#### [PROBLEM]
Please copy every line from the records below that contains the string "color".

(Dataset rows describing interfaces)
Content starts

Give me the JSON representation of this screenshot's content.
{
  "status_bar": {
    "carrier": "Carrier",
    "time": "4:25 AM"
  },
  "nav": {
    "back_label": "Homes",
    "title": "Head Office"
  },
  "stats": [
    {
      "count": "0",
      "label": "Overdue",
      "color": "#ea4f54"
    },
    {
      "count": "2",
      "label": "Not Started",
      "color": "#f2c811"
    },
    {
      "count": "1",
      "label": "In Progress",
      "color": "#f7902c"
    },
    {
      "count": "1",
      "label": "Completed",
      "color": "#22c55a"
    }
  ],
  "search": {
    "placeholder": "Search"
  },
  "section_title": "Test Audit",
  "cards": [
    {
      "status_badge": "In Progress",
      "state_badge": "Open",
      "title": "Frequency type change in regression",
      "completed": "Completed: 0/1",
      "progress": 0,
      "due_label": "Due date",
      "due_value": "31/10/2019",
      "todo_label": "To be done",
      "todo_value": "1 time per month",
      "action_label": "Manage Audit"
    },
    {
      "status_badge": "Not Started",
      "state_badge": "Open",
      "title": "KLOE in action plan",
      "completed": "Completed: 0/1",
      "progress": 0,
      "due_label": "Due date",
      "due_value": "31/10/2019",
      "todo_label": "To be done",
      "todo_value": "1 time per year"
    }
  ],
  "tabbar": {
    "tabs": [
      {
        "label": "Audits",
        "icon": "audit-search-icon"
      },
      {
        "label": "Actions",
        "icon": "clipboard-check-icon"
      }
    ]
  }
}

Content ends

#### [YOUR RESPONSE]
      "color": "#ea4f54"
      "color": "#f2c811"
      "color": "#f7902c"
      "color": "#22c55a"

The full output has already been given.